For 180 plus years, this was Marblehead's newspaper.

The boy went to a private school run by William T. Adams (whose novels under the pseudonym of Oliver Optic were part of the boyhood reading of some of us old-timers). Later Hassam went to Dorchester High School where he played on the school’s rugby team.

From high school, he went to work in the Boston engraving shop and began turning out his Lynn letterheads. It was in late 1880 that he sketched panorama of Marblehead for N. Allen Lindsey, the editor and publisher of the Messenger. It appeared for the first time on the weekly paper’s front page on January 7, 1881. Mr. Lindsey had some kind but pithy remarks to make about the work.

“The drawing was executed by Mr. F. Hassam of Boston, who made the sketches on the spot,” Lindsey wrote in that week’s edition. “We have sought for artistic effect rather than for more detail. We have not attempted to represent every shingle, clapboard or chimney in our view of the town or even to an exact picture of the houses but that the effect is a truthful representation of the landscape we think few will deny.” Mr. Lindsey did not reveal, nor do the records show, how much he paid the young artist for the drawing.

By then Hassam was experimenting with crow-quill and crayon and soon was doing work in color as a book illustrator. After joining the Boston Art Club, he studied in life classes.

Hassam set up studio in Boston and in February, 1884, married Kathleen Maud Doane, who had a long New England ancestory, including five Mayflower passengers, and whose family came to Eastham, Massachusetts from Nova Scotia in the 1760s. Her father, Thomas Coffin Doane, was a painter and early photographer, who had a studio in Montreal, then moved to Boston, where she met Hassam. The following year they went to Paris and settled in an apartment in Montmarte, near Place Pigalle. While studying at the Academic Julian, he met some the French Impressionists and other artists of the period, among them Degas, Mary Cassatt, Renoir, Picasso and Monet.

Although he was influenced by the Impressionists, Hassam was annoyed by being called “a pupil of Monet.” Though he borrowed from Impressionism, Hassam clung to more traditional principles of painting.

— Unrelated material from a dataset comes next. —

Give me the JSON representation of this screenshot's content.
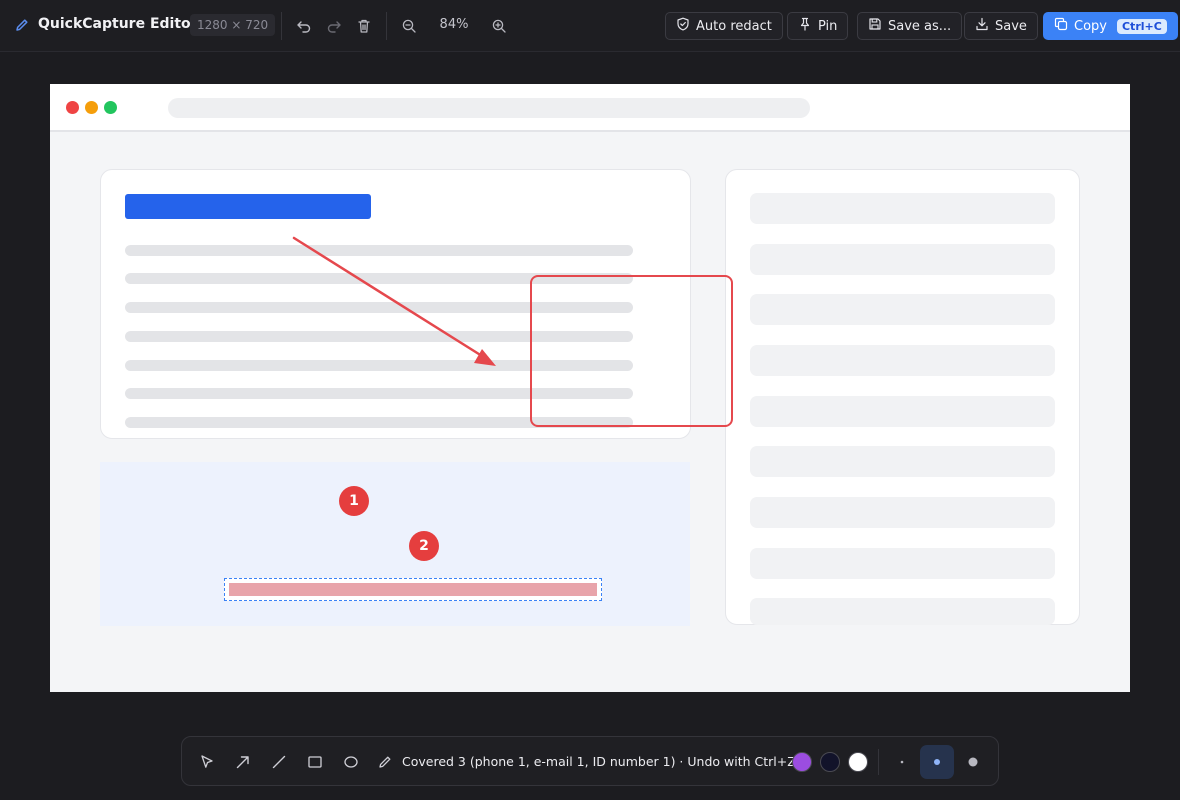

At one time he said, “My studies in Boston were preliminary, in Paris, superfluous.”

While in France, he won a bronze medal at the Paris Exposition in 1890 and a silver medal at the Munich International Exhibition in 1892.

In 1889 the Hassams returned to the United States and lived near Union Square in New York. He soon completed “Fifth Avenue in March,” which compares to with his Boston Common painting at the Museum of Fine Arts.

Hassam became leader of the Ten American Painters and for the next decade artists of this group held their own exhibitions throughout the country. By this time museums everywhere were vying for Hassam’s paintings.

One of his works, done at Old Lynne, Connecticut, titled, “June,” won the Carnegie Prize for the most meritorious painting by an American.

Although often regarded as an Impressionist, Hassam continued to reject such classification. He also shunned portraiture, although a portrait of himself is the frontispiece of a biography of him written by Adele Adams and published by the American Academy of Arts and Sciences in 1938.

Hash did not approve of modern art in general but said he was “revolted by the sham, insincerity and snobbery” of much of it.

Hassam died in East Hampton, Connecticut, on August 27, 1935.

Another Marblehead aspect of the Hassam story is the fact that the father of Mrs. G. Frank Cram of this town was a personal friend of the celebrated artist. He was Mr. Dwight Blaney, of Salem and Boston, who was himself a well-known draftsman and authority on antiques. A graduate of the Chauncy Hall School in Boston and later associated with the Carnegie Institute, Blaney was also a friend of John Singer Sargent and of Marblehead’s famed etcher, Samuel Chamberlain. At one time Childe Hassam did one of his rare portraits, a painting of Mrs. Cram’s mother, which is still in the possession of Mrs. Cram. Her parents were then living on Mt. Vernon Street in Boston.

But the pleasing thought for Marbleheaders is that it was in our long-lived town newspaper that this great American artist had, as it were, his professional start.

————————

With special thanks to Bart Saxbe for his very helpful information on Kathleen Maud Doane and her family.

 

 

Log-In